I've been told that one way of dealing with problem children is to give them something productive to do, or make them a special helper. Sometimes this works. Most of the time it doesn't, particularly when you have a kid who's just so full of bitch attitude that you want to hit him. My other problem with it is that it sends a message to the other kids that bad behavior is rewarded. Sure, it redirects them, but it makes the other kids think they won't be special helpers unless they are jerks.

I have a six-year-old named Moses* at one of my classes. He's incredibly difficult and disruptive in a class where no one is over six. Most kids that age tend to listen to me and follow rules. They haven't figured out how to be rebellious. But Moses is wild. It's all innocent, but he's just so darn annoying and disruptive to the other kids. He was messing up equipment and keeping his group from doing a task, so I had him sit out for a few minutes and had a talk with him. When he came back, he suddenly turned into a master architect. He built a massive and sturdy and beautiful sculpture out of marshmallows and toothpicks. He was quiet, he respected the equipment, and it took him forever to leave because he wanted to keep working.

I love him.
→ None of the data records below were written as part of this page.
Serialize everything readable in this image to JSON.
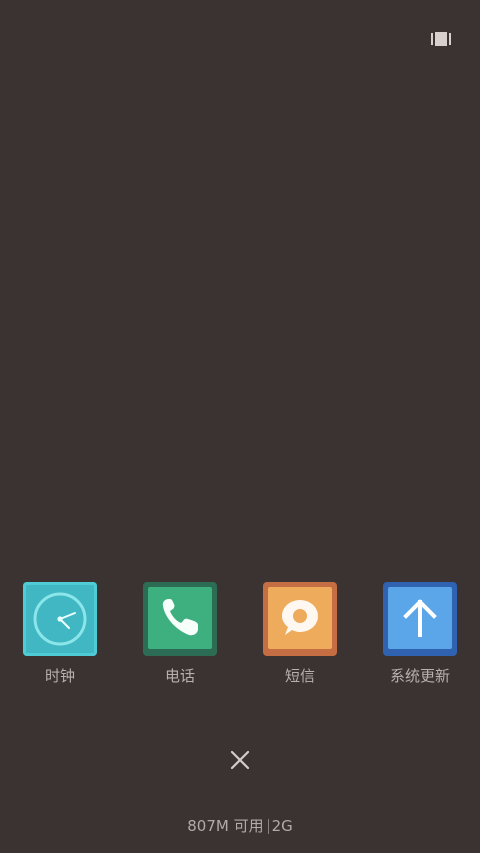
{
  "icons": {
    "top_action": "recent-layout-icon",
    "close": "close-icon"
  },
  "recent_apps": [
    {
      "label": "时钟",
      "icon": "clock-icon",
      "color": "#41b7c4"
    },
    {
      "label": "电话",
      "icon": "phone-icon",
      "color": "#3eb07f"
    },
    {
      "label": "短信",
      "icon": "message-icon",
      "color": "#eeab5b"
    },
    {
      "label": "系统更新",
      "icon": "arrow-up-icon",
      "color": "#5aa6e8"
    }
  ],
  "memory": {
    "available": "807M 可用",
    "total": "2G"
  },
  "colors": {
    "background": "#3b3331",
    "label": "#b7b0ad"
  }
}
As a rule, this task tends to make kids really happy. Some of the sculptures are epic. I naturally assumed that when I got to my out-of-control class, they'd all respond like Noah. After a long fight to get them to listen, they'd quiet down and love it. They didn't. Instead I ended up with kids squishing marshmallows, begging to eat marshmallows, getting toothpicks sticky and sticking them to their faces, and ending up with white gook all over their hands. These kids are seven, eight, nine years old. My five-year-olds with no knowledge of geometry or physics could do this without making a disgusting sticky mess. What the fuck?